Dining room with fireplace at Linden House Assisted Living
The Linden House Assisted Living restaurant features a fireplace and outdoor dining areas.

Menu Planning for Seniors

Menu quality is a critical factor in sustaining the health of residents in a senior living community. Nutritionists must address potential interactions with medications and food allergens. Menu variety ensures that seniors look forward to meal time. Fresh ingredients deliver nutritional content. Textures and flavors must appeal to muted taste sensations.

It’s a tall order, but nutritionists who specialize in senior nutrition have the expertise to put it all together.

Fresh and delicious dining at Branchlands

The quality of meal services is one of the most important considerations when selecting a senior living community. The idea is surprise and delight, not bland and boring! The best senior communities have staff nutritionists and chefs collaborating to ensure quality, freshness, and variety. Meal planners also consider religious preferences, special dietary needs, allergies, and dysphagia (trouble swallowing).

Our delicious menu uses local, in-season food to keep our menu fresh and nutritious. Our chefs work with residents to provide a varied menu of scratch-made meals that has something for everyone. We even use our own resident recipes for featured meals. For our residents with cognitive needs, our Memory Care menu is designed to enhance abilities and help our residents maintain independence with dining.

To learn more about how Branchlands ensures quality dining, contact us to make a dinner reservation.

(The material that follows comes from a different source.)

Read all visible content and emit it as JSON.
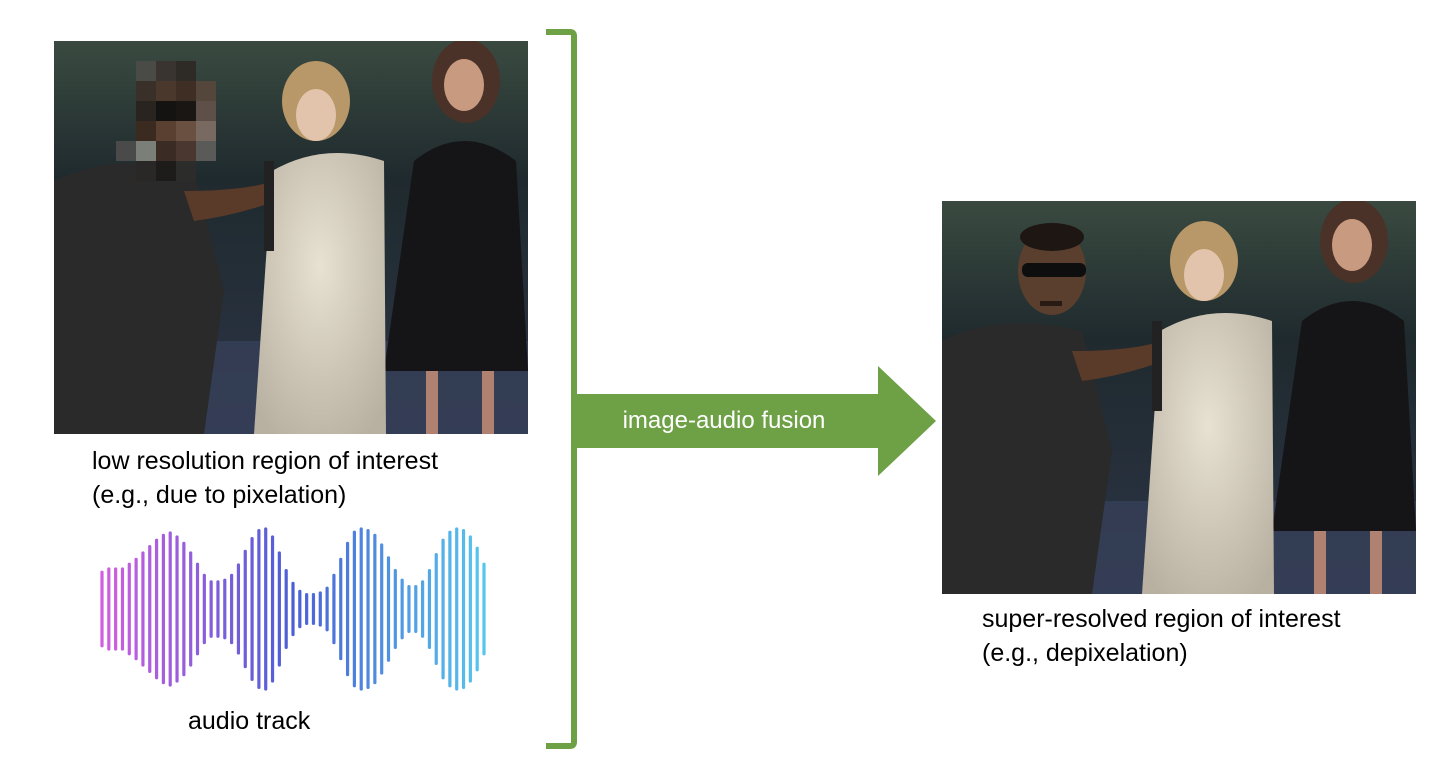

Sample menu of nutritious senior dining at Linden House Assisted Living
Sample menu at Linden House Assisted Living